#### [RECORD SET]

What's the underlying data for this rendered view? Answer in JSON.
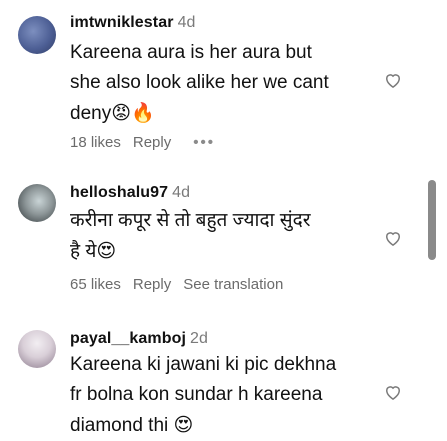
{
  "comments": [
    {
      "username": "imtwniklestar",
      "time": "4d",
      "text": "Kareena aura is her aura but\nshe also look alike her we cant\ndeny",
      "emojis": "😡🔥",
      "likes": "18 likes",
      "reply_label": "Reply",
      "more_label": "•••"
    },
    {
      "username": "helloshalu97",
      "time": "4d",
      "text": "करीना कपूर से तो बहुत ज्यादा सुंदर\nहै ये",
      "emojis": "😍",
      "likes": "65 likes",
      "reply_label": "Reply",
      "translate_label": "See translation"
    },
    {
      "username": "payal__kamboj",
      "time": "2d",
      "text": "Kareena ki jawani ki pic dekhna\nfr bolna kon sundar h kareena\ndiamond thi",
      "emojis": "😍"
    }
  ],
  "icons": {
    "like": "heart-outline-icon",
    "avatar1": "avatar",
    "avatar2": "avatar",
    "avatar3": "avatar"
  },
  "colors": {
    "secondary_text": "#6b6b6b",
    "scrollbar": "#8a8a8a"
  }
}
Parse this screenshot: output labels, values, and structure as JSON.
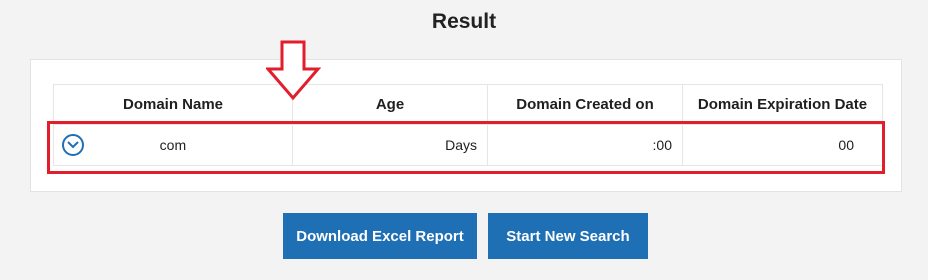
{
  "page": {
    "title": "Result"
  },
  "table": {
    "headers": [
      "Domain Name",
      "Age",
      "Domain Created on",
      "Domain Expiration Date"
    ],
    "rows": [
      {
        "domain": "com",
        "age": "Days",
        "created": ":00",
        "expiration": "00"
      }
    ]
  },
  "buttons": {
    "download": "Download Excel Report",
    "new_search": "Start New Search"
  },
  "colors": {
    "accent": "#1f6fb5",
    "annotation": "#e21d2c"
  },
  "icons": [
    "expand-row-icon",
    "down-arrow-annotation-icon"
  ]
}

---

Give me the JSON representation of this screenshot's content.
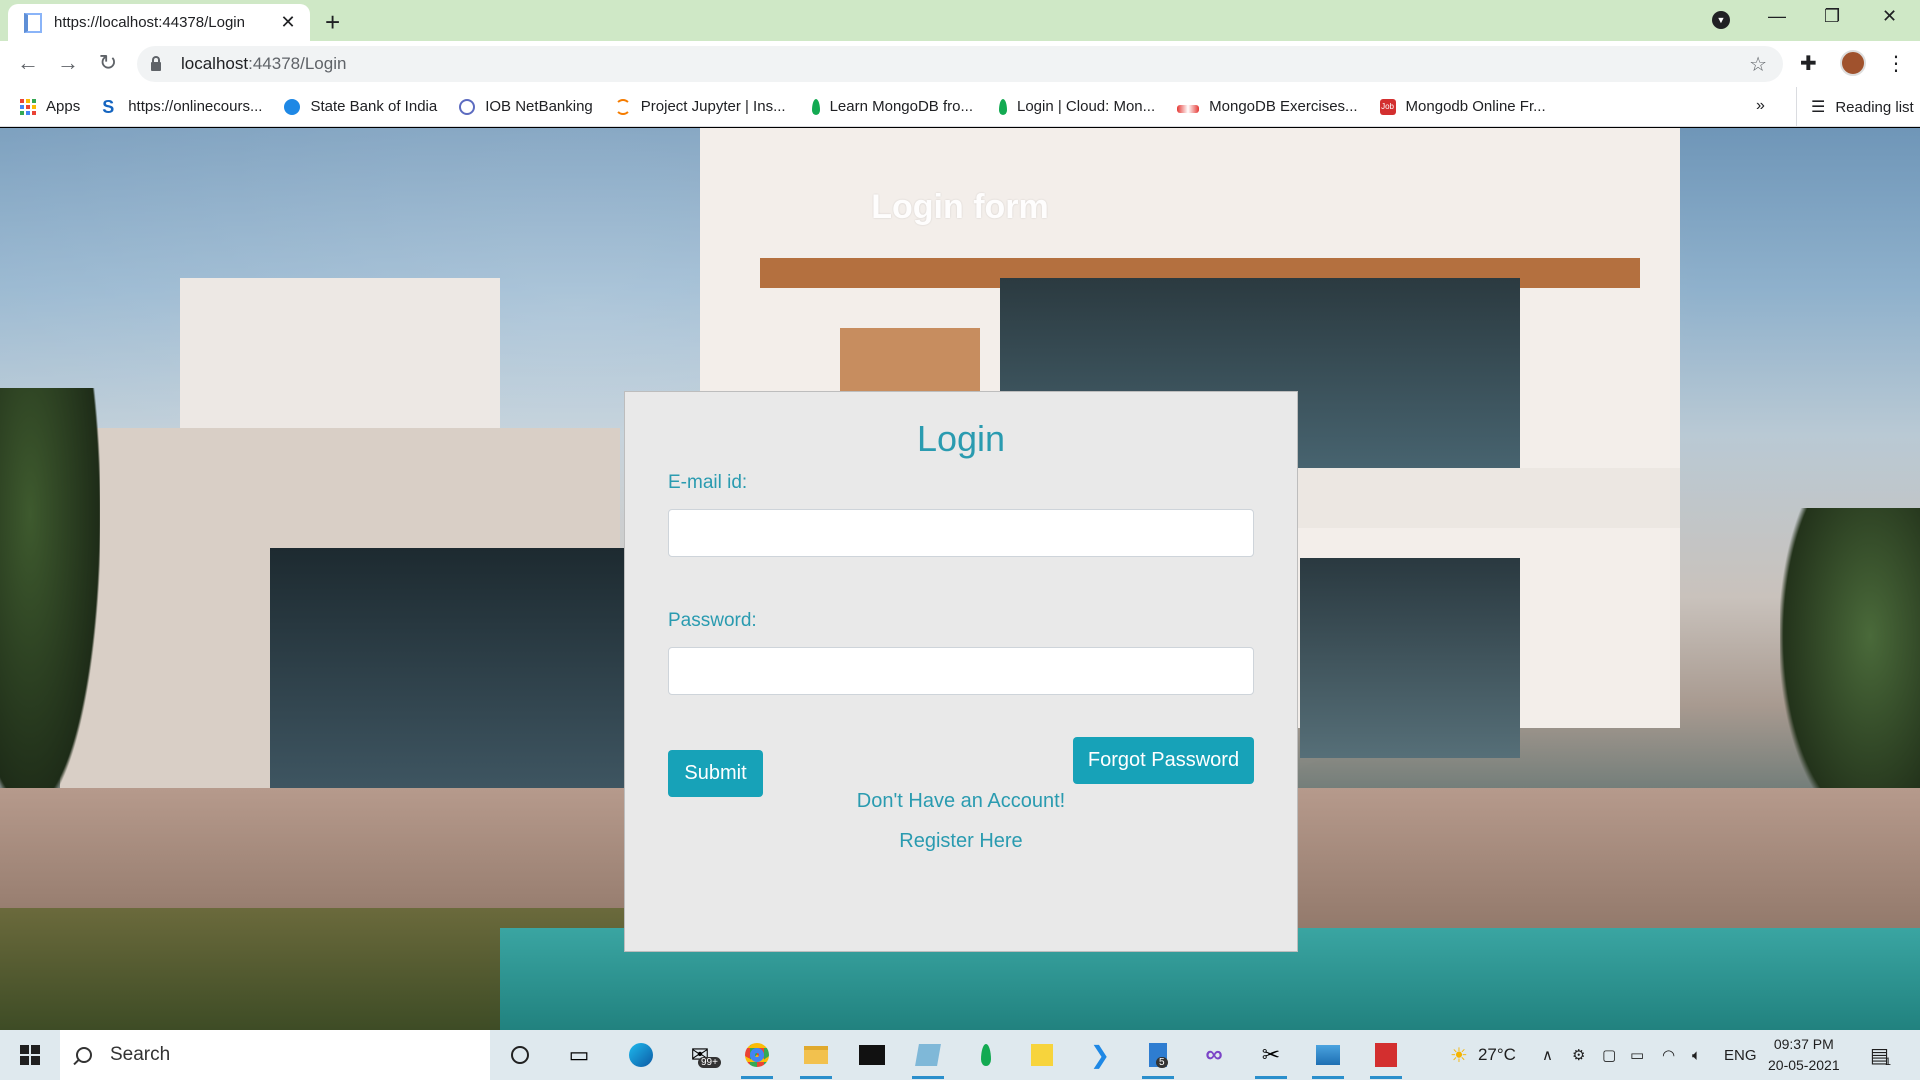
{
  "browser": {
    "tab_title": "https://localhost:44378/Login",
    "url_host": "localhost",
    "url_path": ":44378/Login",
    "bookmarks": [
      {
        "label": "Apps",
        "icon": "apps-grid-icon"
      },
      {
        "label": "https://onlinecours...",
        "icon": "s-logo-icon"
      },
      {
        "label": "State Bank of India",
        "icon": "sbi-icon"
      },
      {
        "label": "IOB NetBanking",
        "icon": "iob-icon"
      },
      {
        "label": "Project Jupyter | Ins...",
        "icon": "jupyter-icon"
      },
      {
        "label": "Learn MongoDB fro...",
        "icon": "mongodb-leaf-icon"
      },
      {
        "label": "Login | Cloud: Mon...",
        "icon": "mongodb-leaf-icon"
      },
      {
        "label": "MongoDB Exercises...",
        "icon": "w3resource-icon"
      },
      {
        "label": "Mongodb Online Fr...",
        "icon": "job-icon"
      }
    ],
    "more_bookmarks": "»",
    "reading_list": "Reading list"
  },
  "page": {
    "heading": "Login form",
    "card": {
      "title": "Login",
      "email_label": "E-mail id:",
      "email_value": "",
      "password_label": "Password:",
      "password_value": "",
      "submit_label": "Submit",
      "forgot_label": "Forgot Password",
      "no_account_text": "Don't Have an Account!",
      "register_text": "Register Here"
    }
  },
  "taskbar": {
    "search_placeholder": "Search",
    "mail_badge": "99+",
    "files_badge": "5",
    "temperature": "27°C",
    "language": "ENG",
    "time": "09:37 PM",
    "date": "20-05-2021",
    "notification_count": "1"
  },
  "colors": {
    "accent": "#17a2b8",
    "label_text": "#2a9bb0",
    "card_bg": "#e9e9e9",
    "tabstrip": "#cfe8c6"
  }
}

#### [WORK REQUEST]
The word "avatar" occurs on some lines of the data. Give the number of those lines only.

#### [ANSWER BOX]
3